== Exercise objective ==
This exercise calls for a copy of every line in the listing below that carries the word "tokens".

==============================

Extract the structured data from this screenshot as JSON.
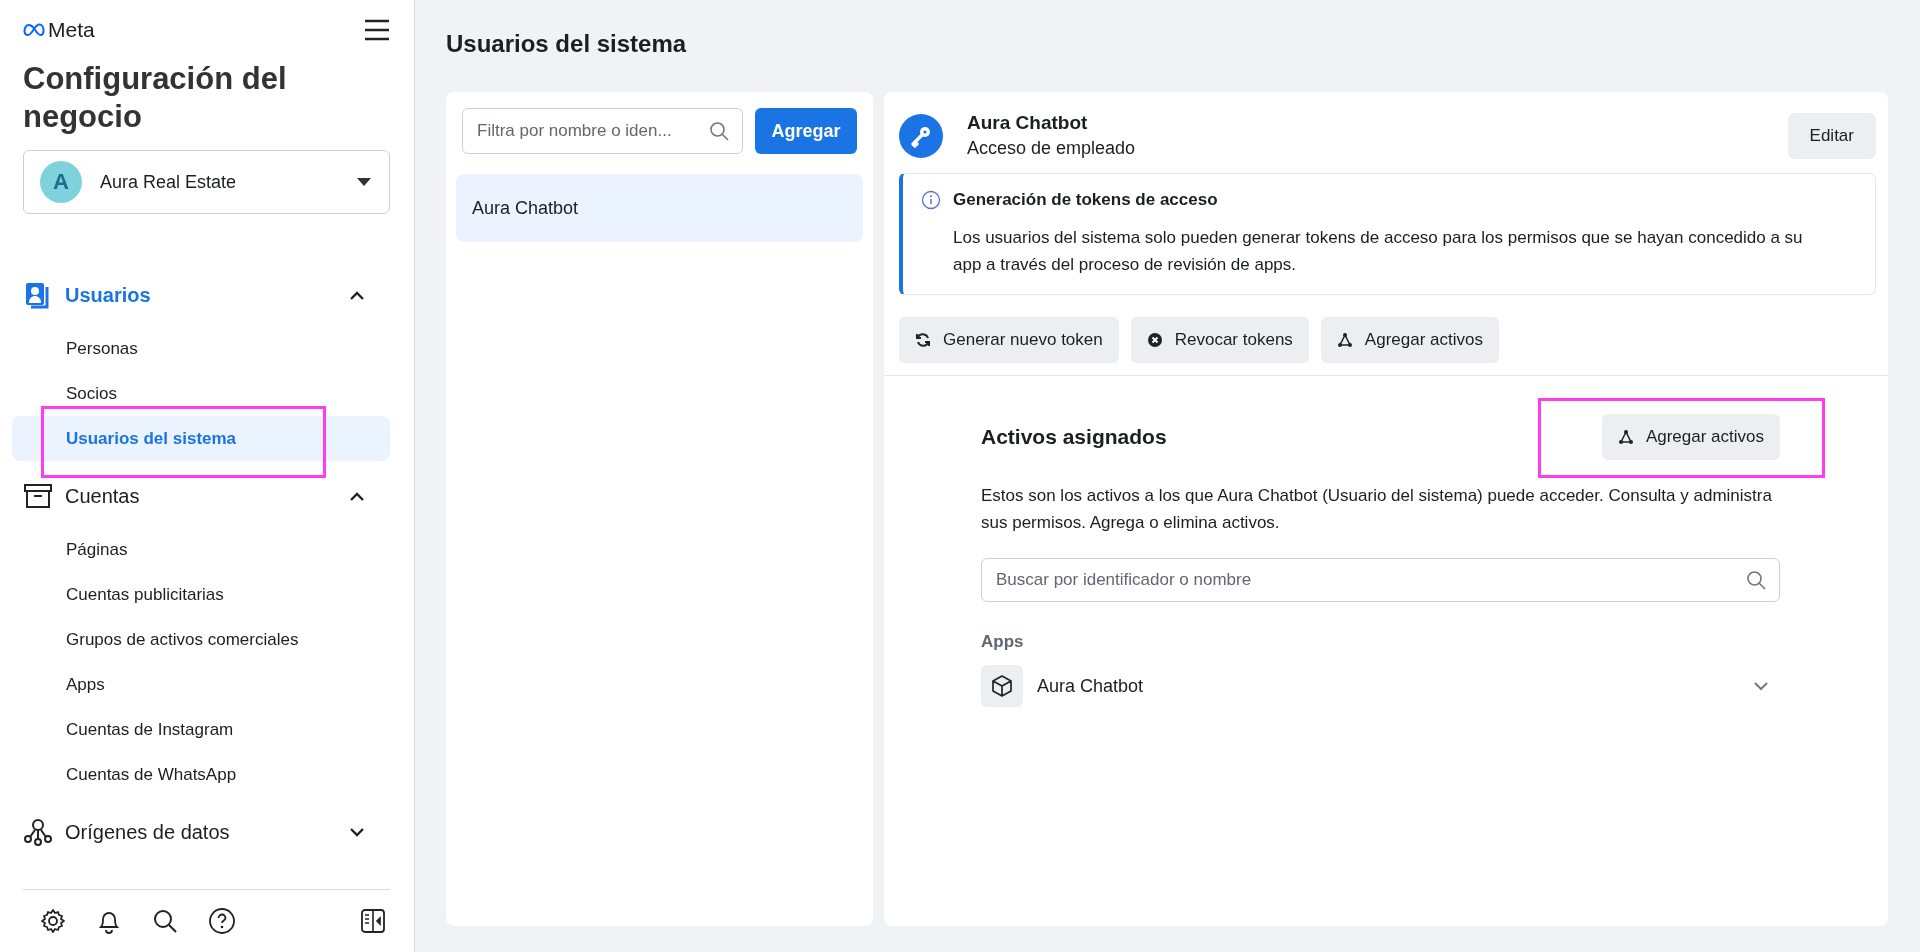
{
  "sidebar": {
    "logo": "Meta",
    "title": "Configuración del negocio",
    "account": {
      "initial": "A",
      "name": "Aura Real Estate"
    },
    "nav": [
      {
        "kind": "users",
        "label": "Usuarios",
        "selected": true,
        "expanded": true,
        "children": [
          {
            "label": "Personas",
            "selected": false
          },
          {
            "label": "Socios",
            "selected": false
          },
          {
            "label": "Usuarios del sistema",
            "selected": true
          }
        ]
      },
      {
        "kind": "accounts",
        "label": "Cuentas",
        "selected": false,
        "expanded": true,
        "children": [
          {
            "label": "Páginas",
            "selected": false
          },
          {
            "label": "Cuentas publicitarias",
            "selected": false
          },
          {
            "label": "Grupos de activos comerciales",
            "selected": false
          },
          {
            "label": "Apps",
            "selected": false
          },
          {
            "label": "Cuentas de Instagram",
            "selected": false
          },
          {
            "label": "Cuentas de WhatsApp",
            "selected": false
          }
        ]
      },
      {
        "kind": "data",
        "label": "Orígenes de datos",
        "selected": false,
        "expanded": false
      }
    ]
  },
  "page_title": "Usuarios del sistema",
  "user_list": {
    "filter": {
      "placeholder": "Filtra por nombre o iden..."
    },
    "add_button": "Agregar",
    "items": [
      {
        "label": "Aura Chatbot",
        "selected": true
      }
    ]
  },
  "detail": {
    "name": "Aura Chatbot",
    "role": "Acceso de empleado",
    "edit_button": "Editar",
    "notice": {
      "title": "Generación de tokens de acceso",
      "text": "Los usuarios del sistema solo pueden generar tokens de acceso para los permisos que se hayan concedido a su app a través del proceso de revisión de apps."
    },
    "actions": [
      {
        "kind": "refresh",
        "label": "Generar nuevo token"
      },
      {
        "kind": "revoke",
        "label": "Revocar tokens"
      },
      {
        "kind": "assets",
        "label": "Agregar activos"
      }
    ],
    "assets": {
      "title": "Activos asignados",
      "add_button": "Agregar activos",
      "description": "Estos son los activos a los que Aura Chatbot (Usuario del sistema) puede acceder. Consulta y administra sus permisos. Agrega o elimina activos.",
      "search": {
        "placeholder": "Buscar por identificador o nombre"
      },
      "groups": [
        {
          "title": "Apps",
          "items": [
            {
              "label": "Aura Chatbot",
              "expanded": false
            }
          ]
        }
      ]
    }
  }
}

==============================

== Written answer ==
      "title": "Generación de tokens de acceso",
      "text": "Los usuarios del sistema solo pueden generar tokens de acceso para los permisos que se hayan concedido a su app a través del proceso de revisión de apps."
        "label": "Revocar tokens"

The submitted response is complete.